Dataset rows describing interfaces:
◇ ◇ ◇ ◇ ◇ ◇ ◇
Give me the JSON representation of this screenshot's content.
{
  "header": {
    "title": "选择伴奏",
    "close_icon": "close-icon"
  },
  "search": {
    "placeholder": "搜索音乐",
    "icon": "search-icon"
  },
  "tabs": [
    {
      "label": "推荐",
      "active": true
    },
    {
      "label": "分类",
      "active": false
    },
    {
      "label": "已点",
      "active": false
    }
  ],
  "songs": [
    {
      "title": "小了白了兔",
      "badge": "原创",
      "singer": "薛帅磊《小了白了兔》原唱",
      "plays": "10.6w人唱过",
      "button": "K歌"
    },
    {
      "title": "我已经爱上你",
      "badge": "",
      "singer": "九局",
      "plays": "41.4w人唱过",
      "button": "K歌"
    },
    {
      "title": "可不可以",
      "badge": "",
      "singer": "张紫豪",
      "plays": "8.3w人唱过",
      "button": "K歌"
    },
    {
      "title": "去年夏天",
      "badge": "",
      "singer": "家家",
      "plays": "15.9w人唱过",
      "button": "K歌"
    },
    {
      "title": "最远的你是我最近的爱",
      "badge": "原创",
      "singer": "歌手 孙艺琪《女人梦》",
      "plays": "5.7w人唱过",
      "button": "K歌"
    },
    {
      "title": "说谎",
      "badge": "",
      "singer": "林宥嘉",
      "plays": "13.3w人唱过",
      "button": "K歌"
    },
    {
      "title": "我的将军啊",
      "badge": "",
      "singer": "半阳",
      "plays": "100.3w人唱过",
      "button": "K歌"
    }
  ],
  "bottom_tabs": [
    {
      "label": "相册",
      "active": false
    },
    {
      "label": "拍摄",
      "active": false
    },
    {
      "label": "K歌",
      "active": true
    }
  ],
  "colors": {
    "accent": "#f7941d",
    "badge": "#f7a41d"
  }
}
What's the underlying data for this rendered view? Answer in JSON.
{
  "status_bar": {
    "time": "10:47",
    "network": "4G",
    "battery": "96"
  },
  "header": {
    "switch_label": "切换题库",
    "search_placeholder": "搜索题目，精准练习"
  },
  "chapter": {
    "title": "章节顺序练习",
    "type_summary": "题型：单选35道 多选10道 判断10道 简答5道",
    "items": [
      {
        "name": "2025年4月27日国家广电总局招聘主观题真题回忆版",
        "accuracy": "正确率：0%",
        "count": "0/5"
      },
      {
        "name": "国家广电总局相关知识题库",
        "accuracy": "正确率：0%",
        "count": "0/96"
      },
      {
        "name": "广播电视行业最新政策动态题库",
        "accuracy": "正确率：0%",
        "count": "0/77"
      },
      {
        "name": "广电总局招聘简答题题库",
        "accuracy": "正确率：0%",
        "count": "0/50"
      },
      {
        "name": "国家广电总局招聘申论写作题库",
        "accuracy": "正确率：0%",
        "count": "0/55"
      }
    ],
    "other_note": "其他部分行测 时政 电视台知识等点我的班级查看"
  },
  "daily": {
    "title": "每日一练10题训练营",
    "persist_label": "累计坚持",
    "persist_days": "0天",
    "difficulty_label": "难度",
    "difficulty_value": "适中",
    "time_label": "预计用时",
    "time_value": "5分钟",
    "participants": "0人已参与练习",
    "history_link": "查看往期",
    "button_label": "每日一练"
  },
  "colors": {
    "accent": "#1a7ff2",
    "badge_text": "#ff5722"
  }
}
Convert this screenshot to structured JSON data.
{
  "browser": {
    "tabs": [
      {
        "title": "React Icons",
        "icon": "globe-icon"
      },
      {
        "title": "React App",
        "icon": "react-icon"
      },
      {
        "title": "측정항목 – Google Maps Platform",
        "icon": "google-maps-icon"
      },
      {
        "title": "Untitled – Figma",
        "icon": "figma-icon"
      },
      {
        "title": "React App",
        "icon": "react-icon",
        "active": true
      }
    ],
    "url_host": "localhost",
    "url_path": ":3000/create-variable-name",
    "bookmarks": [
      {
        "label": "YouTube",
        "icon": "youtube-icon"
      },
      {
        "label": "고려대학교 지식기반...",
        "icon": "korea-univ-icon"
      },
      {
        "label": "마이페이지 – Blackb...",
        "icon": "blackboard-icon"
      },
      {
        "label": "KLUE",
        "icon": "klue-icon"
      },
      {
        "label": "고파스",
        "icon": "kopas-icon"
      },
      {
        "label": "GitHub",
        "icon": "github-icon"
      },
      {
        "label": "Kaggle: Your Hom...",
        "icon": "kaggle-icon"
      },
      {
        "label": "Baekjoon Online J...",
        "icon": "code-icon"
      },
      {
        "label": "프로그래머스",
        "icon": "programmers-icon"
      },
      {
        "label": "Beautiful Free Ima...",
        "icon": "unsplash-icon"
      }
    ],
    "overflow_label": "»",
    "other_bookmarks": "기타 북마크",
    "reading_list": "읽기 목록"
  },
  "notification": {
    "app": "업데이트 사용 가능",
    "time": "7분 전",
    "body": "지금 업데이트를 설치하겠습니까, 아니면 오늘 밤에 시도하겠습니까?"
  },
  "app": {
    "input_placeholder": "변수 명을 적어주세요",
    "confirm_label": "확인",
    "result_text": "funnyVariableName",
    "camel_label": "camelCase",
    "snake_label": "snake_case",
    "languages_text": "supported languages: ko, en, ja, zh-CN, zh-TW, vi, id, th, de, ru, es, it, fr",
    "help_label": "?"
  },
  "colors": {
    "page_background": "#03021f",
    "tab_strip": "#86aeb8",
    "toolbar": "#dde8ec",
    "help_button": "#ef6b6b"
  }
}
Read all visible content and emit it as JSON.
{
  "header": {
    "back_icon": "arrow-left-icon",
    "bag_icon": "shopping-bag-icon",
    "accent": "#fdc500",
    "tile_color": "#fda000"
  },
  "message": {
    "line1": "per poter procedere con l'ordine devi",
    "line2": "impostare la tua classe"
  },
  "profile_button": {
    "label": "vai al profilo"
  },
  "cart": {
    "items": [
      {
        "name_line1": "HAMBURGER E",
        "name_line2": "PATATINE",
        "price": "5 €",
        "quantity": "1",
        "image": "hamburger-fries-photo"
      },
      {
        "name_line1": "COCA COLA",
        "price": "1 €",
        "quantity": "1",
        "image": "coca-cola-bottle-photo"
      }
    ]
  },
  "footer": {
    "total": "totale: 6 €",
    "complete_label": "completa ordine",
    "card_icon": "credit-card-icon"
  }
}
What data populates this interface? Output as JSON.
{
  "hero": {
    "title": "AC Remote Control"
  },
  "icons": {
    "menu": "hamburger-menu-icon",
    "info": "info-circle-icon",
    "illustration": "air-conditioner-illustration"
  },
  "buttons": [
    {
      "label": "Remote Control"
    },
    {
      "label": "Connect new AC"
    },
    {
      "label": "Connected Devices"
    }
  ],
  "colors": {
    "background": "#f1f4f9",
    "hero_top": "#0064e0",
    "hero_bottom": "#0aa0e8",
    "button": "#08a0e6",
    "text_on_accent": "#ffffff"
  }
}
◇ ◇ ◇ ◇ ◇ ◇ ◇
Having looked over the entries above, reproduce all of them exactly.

THE ANSWER —
Give me the JSON representation of this screenshot's content.
{
  "header": {
    "title": "选择伴奏",
    "close_icon": "close-icon"
  },
  "search": {
    "placeholder": "搜索音乐",
    "icon": "search-icon"
  },
  "tabs": [
    {
      "label": "推荐",
      "active": true
    },
    {
      "label": "分类",
      "active": false
    },
    {
      "label": "已点",
      "active": false
    }
  ],
  "songs": [
    {
      "title": "小了白了兔",
      "badge": "原创",
      "singer": "薛帅磊《小了白了兔》原唱",
      "plays": "10.6w人唱过",
      "button": "K歌"
    },
    {
      "title": "我已经爱上你",
      "badge": "",
      "singer": "九局",
      "plays": "41.4w人唱过",
      "button": "K歌"
    },
    {
      "title": "可不可以",
      "badge": "",
      "singer": "张紫豪",
      "plays": "8.3w人唱过",
      "button": "K歌"
    },
    {
      "title": "去年夏天",
      "badge": "",
      "singer": "家家",
      "plays": "15.9w人唱过",
      "button": "K歌"
    },
    {
      "title": "最远的你是我最近的爱",
      "badge": "原创",
      "singer": "歌手 孙艺琪《女人梦》",
      "plays": "5.7w人唱过",
      "button": "K歌"
    },
    {
      "title": "说谎",
      "badge": "",
      "singer": "林宥嘉",
      "plays": "13.3w人唱过",
      "button": "K歌"
    },
    {
      "title": "我的将军啊",
      "badge": "",
      "singer": "半阳",
      "plays": "100.3w人唱过",
      "button": "K歌"
    }
  ],
  "bottom_tabs": [
    {
      "label": "相册",
      "active": false
    },
    {
      "label": "拍摄",
      "active": false
    },
    {
      "label": "K歌",
      "active": true
    }
  ],
  "colors": {
    "accent": "#f7941d",
    "badge": "#f7a41d"
  }
}
What's the underlying data for this rendered view? Answer in JSON.
{
  "status_bar": {
    "time": "10:47",
    "network": "4G",
    "battery": "96"
  },
  "header": {
    "switch_label": "切换题库",
    "search_placeholder": "搜索题目，精准练习"
  },
  "chapter": {
    "title": "章节顺序练习",
    "type_summary": "题型：单选35道 多选10道 判断10道 简答5道",
    "items": [
      {
        "name": "2025年4月27日国家广电总局招聘主观题真题回忆版",
        "accuracy": "正确率：0%",
        "count": "0/5"
      },
      {
        "name": "国家广电总局相关知识题库",
        "accuracy": "正确率：0%",
        "count": "0/96"
      },
      {
        "name": "广播电视行业最新政策动态题库",
        "accuracy": "正确率：0%",
        "count": "0/77"
      },
      {
        "name": "广电总局招聘简答题题库",
        "accuracy": "正确率：0%",
        "count": "0/50"
      },
      {
        "name": "国家广电总局招聘申论写作题库",
        "accuracy": "正确率：0%",
        "count": "0/55"
      }
    ],
    "other_note": "其他部分行测 时政 电视台知识等点我的班级查看"
  },
  "daily": {
    "title": "每日一练10题训练营",
    "persist_label": "累计坚持",
    "persist_days": "0天",
    "difficulty_label": "难度",
    "difficulty_value": "适中",
    "time_label": "预计用时",
    "time_value": "5分钟",
    "participants": "0人已参与练习",
    "history_link": "查看往期",
    "button_label": "每日一练"
  },
  "colors": {
    "accent": "#1a7ff2",
    "badge_text": "#ff5722"
  }
}
Convert this screenshot to structured JSON data.
{
  "browser": {
    "tabs": [
      {
        "title": "React Icons",
        "icon": "globe-icon"
      },
      {
        "title": "React App",
        "icon": "react-icon"
      },
      {
        "title": "측정항목 – Google Maps Platform",
        "icon": "google-maps-icon"
      },
      {
        "title": "Untitled – Figma",
        "icon": "figma-icon"
      },
      {
        "title": "React App",
        "icon": "react-icon",
        "active": true
      }
    ],
    "url_host": "localhost",
    "url_path": ":3000/create-variable-name",
    "bookmarks": [
      {
        "label": "YouTube",
        "icon": "youtube-icon"
      },
      {
        "label": "고려대학교 지식기반...",
        "icon": "korea-univ-icon"
      },
      {
        "label": "마이페이지 – Blackb...",
        "icon": "blackboard-icon"
      },
      {
        "label": "KLUE",
        "icon": "klue-icon"
      },
      {
        "label": "고파스",
        "icon": "kopas-icon"
      },
      {
        "label": "GitHub",
        "icon": "github-icon"
      },
      {
        "label": "Kaggle: Your Hom...",
        "icon": "kaggle-icon"
      },
      {
        "label": "Baekjoon Online J...",
        "icon": "code-icon"
      },
      {
        "label": "프로그래머스",
        "icon": "programmers-icon"
      },
      {
        "label": "Beautiful Free Ima...",
        "icon": "unsplash-icon"
      }
    ],
    "overflow_label": "»",
    "other_bookmarks": "기타 북마크",
    "reading_list": "읽기 목록"
  },
  "notification": {
    "app": "업데이트 사용 가능",
    "time": "7분 전",
    "body": "지금 업데이트를 설치하겠습니까, 아니면 오늘 밤에 시도하겠습니까?"
  },
  "app": {
    "input_placeholder": "변수 명을 적어주세요",
    "confirm_label": "확인",
    "result_text": "funnyVariableName",
    "camel_label": "camelCase",
    "snake_label": "snake_case",
    "languages_text": "supported languages: ko, en, ja, zh-CN, zh-TW, vi, id, th, de, ru, es, it, fr",
    "help_label": "?"
  },
  "colors": {
    "page_background": "#03021f",
    "tab_strip": "#86aeb8",
    "toolbar": "#dde8ec",
    "help_button": "#ef6b6b"
  }
}
Read all visible content and emit it as JSON.
{
  "header": {
    "back_icon": "arrow-left-icon",
    "bag_icon": "shopping-bag-icon",
    "accent": "#fdc500",
    "tile_color": "#fda000"
  },
  "message": {
    "line1": "per poter procedere con l'ordine devi",
    "line2": "impostare la tua classe"
  },
  "profile_button": {
    "label": "vai al profilo"
  },
  "cart": {
    "items": [
      {
        "name_line1": "HAMBURGER E",
        "name_line2": "PATATINE",
        "price": "5 €",
        "quantity": "1",
        "image": "hamburger-fries-photo"
      },
      {
        "name_line1": "COCA COLA",
        "price": "1 €",
        "quantity": "1",
        "image": "coca-cola-bottle-photo"
      }
    ]
  },
  "footer": {
    "total": "totale: 6 €",
    "complete_label": "completa ordine",
    "card_icon": "credit-card-icon"
  }
}
What data populates this interface? Output as JSON.
{
  "hero": {
    "title": "AC Remote Control"
  },
  "icons": {
    "menu": "hamburger-menu-icon",
    "info": "info-circle-icon",
    "illustration": "air-conditioner-illustration"
  },
  "buttons": [
    {
      "label": "Remote Control"
    },
    {
      "label": "Connect new AC"
    },
    {
      "label": "Connected Devices"
    }
  ],
  "colors": {
    "background": "#f1f4f9",
    "hero_top": "#0064e0",
    "hero_bottom": "#0aa0e8",
    "button": "#08a0e6",
    "text_on_accent": "#ffffff"
  }
}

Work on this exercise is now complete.